Key point 8-14.1. The federal Americans with Disabilities Act prohibits employers with at least 15 employees, and that are engaged in interstate commerce, from discriminating in any employment decision against a qualified individual with a disability who is able, with or without reasonable accommodation from the employer, to perform the essential functions of the job. Accommodations that impose an undue hardship upon an employer are not required. Religious organizations may give preference to nondisabled members of their faith over disabled persons who are members of a different faith.
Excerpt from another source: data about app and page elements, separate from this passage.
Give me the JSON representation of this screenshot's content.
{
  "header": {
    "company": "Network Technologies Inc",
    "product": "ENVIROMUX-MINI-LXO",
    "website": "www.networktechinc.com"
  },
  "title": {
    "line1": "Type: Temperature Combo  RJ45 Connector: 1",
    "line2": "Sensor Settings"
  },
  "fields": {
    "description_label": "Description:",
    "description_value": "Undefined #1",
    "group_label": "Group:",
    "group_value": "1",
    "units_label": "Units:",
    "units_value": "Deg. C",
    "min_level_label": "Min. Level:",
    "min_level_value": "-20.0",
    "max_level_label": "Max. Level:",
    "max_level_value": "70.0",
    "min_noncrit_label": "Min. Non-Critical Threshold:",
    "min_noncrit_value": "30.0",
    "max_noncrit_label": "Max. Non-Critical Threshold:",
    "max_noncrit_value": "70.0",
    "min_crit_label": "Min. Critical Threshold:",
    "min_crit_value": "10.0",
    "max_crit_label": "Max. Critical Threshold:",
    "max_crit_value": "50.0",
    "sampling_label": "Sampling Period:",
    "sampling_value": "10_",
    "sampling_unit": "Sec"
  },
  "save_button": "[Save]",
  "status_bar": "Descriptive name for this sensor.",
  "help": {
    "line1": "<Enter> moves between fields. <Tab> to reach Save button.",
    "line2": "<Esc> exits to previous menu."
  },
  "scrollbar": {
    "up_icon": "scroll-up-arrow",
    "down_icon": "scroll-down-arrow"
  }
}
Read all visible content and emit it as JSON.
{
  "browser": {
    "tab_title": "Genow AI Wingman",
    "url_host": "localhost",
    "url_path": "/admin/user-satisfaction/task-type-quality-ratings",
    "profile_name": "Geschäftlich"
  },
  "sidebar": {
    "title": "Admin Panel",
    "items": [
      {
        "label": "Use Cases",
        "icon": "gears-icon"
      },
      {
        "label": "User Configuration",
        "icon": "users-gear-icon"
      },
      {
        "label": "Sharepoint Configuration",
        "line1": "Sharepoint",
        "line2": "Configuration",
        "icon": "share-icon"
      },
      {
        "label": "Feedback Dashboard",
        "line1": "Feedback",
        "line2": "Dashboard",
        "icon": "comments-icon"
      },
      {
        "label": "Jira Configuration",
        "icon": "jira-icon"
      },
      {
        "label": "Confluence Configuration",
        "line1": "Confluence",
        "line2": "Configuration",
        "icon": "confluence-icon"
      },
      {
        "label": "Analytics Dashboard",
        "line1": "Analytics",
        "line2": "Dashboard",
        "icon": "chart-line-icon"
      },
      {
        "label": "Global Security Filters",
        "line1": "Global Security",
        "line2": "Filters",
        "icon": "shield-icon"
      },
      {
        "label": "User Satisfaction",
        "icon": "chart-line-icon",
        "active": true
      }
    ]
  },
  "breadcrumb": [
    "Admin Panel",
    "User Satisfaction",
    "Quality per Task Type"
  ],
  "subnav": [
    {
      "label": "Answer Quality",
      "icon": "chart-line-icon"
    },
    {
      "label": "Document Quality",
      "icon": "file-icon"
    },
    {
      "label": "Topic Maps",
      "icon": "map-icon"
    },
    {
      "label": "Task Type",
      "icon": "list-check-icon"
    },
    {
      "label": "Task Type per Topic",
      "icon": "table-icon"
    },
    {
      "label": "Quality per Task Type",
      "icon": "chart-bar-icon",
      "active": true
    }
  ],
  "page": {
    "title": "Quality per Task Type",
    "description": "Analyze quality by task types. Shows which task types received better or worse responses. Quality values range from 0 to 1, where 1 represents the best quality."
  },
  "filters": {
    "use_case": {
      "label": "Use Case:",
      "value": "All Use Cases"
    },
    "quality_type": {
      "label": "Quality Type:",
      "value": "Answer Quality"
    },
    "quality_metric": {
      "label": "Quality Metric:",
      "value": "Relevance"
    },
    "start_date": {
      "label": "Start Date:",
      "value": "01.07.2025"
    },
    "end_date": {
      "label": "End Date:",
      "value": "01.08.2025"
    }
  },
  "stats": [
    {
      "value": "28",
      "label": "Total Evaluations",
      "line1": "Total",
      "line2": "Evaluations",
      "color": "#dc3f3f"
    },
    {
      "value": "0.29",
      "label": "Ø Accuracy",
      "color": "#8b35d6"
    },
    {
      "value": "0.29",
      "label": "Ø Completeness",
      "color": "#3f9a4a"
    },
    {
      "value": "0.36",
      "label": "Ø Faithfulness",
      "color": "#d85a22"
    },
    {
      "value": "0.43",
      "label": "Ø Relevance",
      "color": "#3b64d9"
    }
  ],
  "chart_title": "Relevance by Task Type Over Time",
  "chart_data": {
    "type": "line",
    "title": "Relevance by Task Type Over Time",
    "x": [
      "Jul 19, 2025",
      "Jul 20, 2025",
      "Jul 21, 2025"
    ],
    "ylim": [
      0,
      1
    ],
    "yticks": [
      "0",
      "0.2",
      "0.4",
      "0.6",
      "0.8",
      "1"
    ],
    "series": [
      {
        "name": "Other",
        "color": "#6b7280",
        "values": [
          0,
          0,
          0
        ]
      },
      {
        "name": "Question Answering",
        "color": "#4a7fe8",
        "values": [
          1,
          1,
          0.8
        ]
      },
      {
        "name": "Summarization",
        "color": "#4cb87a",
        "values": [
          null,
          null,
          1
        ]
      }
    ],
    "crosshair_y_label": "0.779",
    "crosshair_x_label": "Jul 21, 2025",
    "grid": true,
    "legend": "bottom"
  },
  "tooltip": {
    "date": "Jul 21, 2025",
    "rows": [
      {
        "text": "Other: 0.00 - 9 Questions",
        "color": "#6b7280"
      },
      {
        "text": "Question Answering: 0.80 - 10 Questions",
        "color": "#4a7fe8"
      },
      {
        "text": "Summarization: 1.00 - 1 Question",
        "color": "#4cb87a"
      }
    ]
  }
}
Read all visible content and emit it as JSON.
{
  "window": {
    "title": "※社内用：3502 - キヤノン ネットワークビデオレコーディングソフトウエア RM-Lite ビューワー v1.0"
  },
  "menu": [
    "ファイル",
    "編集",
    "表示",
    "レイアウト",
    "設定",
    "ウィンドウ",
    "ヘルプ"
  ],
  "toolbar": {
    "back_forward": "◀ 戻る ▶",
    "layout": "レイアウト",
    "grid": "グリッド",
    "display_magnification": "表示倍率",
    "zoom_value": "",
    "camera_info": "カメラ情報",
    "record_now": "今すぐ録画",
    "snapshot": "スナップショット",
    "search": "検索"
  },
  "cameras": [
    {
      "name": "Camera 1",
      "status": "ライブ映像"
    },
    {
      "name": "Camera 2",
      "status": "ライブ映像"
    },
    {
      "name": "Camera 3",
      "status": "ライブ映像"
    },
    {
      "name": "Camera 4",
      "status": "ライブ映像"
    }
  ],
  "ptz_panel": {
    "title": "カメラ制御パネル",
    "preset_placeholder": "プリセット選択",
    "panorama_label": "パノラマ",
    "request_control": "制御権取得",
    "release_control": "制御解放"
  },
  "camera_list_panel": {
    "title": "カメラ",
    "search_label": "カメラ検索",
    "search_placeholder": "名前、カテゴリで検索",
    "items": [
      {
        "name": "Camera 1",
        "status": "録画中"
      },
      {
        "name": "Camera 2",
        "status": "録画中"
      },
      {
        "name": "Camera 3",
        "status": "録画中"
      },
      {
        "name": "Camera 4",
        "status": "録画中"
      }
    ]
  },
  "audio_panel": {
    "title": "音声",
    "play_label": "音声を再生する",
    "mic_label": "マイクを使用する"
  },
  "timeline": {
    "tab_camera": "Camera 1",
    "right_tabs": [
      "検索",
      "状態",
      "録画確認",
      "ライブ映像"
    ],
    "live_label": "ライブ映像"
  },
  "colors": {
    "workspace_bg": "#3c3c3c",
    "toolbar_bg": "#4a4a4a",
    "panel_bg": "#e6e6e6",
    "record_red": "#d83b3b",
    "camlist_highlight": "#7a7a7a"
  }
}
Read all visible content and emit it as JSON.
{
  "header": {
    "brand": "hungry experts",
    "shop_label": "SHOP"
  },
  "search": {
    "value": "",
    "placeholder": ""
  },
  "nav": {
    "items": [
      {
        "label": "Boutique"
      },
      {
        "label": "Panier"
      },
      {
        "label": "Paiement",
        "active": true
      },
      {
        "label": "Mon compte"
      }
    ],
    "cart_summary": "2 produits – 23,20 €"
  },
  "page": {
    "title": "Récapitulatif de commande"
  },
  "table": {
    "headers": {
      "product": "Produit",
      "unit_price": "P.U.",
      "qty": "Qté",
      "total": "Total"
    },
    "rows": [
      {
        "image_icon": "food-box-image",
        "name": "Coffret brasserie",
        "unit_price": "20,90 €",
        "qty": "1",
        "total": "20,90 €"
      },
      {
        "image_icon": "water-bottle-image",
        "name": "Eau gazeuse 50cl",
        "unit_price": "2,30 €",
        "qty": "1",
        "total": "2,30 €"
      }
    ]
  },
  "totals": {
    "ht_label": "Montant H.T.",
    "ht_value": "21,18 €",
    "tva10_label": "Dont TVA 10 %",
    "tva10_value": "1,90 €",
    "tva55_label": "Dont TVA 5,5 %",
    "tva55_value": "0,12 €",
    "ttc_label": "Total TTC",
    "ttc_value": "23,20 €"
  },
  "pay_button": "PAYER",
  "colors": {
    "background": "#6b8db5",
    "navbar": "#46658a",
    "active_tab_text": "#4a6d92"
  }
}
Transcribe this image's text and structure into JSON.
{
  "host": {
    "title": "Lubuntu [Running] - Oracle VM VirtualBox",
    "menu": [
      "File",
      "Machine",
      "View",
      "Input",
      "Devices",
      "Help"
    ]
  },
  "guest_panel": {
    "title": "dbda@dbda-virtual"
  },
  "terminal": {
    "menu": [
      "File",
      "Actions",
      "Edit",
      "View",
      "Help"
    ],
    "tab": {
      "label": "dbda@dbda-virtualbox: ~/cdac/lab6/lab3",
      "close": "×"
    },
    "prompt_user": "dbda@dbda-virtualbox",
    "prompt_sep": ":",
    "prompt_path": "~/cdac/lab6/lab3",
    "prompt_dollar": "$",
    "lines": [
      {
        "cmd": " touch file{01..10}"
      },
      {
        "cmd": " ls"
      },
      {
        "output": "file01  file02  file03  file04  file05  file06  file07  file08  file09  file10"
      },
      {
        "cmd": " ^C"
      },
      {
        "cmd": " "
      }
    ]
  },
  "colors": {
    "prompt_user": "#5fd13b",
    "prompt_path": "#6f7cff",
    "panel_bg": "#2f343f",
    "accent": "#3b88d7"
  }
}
A federal district court in Illinois ruled that a church did not violate the Americans with Disabilities Act by dismissing an employee who refused to work on weekends in order to be home with her disabled daughter. A church hired a receptionist (the "plaintiff"). Her job required that she work on weekends. Within a week of hiring her, the church learned that the plaintiff's daughter had mental disabilities and lived in a residential care facility. Since the plaintiff could only take her daughter home to visit on weekends, she asked the church to adjust her schedule to allow her to be home with her daughter. She claimed that the church failed to accommodate her, and required her to work on weekends in violation of federal and state law. The situation continued to deteriorate, with the plaintiff refusing to work on weekends despite the church's insistence that she do so. The church eventually terminated her employment, citing her "continued poor performance" and refusal to work weekends.